**Work instructions**
Report back every line below that carries the word "Food".

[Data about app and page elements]
━━━━━━━━━━

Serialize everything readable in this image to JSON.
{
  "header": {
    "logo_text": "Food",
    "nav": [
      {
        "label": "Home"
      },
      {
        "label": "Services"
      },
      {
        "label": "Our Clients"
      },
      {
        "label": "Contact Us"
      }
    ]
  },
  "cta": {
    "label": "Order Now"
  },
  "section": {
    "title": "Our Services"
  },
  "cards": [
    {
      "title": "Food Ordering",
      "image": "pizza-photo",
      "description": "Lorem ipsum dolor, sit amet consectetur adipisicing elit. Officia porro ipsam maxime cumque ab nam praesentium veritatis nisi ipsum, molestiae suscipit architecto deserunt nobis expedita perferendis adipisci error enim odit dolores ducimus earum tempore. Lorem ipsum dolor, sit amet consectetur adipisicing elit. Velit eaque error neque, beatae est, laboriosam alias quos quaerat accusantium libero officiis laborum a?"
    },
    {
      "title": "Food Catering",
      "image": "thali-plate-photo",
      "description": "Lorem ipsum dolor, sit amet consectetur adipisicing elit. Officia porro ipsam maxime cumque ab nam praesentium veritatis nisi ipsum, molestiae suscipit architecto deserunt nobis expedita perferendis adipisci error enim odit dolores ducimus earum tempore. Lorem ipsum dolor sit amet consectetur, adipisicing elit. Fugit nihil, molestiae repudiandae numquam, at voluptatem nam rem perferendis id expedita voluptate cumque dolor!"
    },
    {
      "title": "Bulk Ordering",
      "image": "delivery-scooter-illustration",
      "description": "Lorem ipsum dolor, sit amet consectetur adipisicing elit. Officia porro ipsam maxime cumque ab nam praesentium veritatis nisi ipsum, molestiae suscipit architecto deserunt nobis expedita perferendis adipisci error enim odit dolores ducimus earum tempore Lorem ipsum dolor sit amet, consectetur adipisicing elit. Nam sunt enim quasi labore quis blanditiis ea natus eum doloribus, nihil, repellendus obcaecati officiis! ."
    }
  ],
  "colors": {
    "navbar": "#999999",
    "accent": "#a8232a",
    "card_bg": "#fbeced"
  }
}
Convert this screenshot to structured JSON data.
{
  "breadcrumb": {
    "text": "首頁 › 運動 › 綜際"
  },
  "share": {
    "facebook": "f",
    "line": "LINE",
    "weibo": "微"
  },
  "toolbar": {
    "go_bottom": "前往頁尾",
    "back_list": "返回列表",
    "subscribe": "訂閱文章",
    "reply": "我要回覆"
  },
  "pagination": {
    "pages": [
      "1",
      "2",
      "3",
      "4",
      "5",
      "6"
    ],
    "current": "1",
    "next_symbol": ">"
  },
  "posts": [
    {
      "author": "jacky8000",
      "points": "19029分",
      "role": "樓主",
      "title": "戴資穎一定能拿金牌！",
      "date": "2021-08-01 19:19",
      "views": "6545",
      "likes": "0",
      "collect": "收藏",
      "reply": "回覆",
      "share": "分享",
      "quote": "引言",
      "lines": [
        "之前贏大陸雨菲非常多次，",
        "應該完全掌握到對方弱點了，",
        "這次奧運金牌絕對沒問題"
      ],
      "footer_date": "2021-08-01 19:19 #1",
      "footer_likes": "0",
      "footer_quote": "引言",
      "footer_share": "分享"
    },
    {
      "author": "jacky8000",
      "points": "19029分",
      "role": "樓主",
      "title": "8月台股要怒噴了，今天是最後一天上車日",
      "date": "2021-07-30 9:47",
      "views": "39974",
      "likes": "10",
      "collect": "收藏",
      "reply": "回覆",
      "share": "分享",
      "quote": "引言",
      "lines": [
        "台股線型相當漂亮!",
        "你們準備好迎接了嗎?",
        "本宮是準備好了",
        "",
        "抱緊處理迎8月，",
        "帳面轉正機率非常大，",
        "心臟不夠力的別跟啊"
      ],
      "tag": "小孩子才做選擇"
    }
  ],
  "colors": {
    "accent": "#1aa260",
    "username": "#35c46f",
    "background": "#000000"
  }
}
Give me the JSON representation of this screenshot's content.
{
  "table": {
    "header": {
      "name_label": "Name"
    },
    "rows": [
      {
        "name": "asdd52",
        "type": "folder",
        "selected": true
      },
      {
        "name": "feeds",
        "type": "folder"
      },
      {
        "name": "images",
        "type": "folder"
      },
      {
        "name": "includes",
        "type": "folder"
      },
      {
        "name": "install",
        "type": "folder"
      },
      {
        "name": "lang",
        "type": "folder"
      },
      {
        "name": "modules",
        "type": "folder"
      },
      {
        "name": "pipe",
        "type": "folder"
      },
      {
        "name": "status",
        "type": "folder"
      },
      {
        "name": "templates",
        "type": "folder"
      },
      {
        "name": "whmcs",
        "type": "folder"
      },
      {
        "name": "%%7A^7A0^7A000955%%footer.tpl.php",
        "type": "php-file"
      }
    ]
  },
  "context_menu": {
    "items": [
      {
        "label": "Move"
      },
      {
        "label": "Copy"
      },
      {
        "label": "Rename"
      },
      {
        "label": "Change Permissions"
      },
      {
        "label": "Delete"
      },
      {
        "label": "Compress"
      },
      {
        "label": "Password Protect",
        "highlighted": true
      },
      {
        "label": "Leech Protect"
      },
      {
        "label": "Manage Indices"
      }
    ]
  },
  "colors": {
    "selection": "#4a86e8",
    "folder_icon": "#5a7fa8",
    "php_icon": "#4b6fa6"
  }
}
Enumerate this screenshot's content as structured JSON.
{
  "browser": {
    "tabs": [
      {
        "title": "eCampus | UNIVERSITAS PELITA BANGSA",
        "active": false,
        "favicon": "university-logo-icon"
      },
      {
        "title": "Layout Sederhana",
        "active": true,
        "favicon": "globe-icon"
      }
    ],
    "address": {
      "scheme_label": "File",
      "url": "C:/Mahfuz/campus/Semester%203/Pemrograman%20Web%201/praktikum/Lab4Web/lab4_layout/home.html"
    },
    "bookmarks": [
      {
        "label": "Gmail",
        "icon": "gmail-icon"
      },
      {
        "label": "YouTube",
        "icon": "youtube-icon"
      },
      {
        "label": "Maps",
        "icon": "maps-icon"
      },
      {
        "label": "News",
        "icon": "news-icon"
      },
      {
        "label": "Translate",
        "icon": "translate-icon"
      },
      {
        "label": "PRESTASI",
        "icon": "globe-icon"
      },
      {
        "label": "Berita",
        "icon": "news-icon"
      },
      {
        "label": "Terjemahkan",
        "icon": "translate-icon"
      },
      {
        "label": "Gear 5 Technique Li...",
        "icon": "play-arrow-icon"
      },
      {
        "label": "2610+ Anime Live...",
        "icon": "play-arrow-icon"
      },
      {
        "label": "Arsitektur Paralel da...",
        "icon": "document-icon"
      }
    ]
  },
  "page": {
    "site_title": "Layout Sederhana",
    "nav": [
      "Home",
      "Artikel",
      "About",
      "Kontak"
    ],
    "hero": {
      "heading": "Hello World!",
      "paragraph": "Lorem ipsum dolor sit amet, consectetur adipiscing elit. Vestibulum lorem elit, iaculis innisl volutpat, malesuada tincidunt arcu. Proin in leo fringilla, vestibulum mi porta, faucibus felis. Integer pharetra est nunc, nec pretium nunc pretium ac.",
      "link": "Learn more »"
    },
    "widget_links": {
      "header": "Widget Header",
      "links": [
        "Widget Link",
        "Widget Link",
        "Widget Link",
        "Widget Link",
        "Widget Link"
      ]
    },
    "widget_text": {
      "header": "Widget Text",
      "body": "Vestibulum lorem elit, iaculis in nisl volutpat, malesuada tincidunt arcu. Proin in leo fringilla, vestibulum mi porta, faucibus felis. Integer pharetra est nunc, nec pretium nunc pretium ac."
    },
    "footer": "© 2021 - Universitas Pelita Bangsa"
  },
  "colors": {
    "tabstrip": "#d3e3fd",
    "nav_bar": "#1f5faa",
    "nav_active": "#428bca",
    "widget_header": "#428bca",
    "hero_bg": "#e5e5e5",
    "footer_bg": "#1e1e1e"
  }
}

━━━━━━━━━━

**Output of the task**
    "logo_text": "Food",
      "title": "Food Ordering",
      "title": "Food Catering",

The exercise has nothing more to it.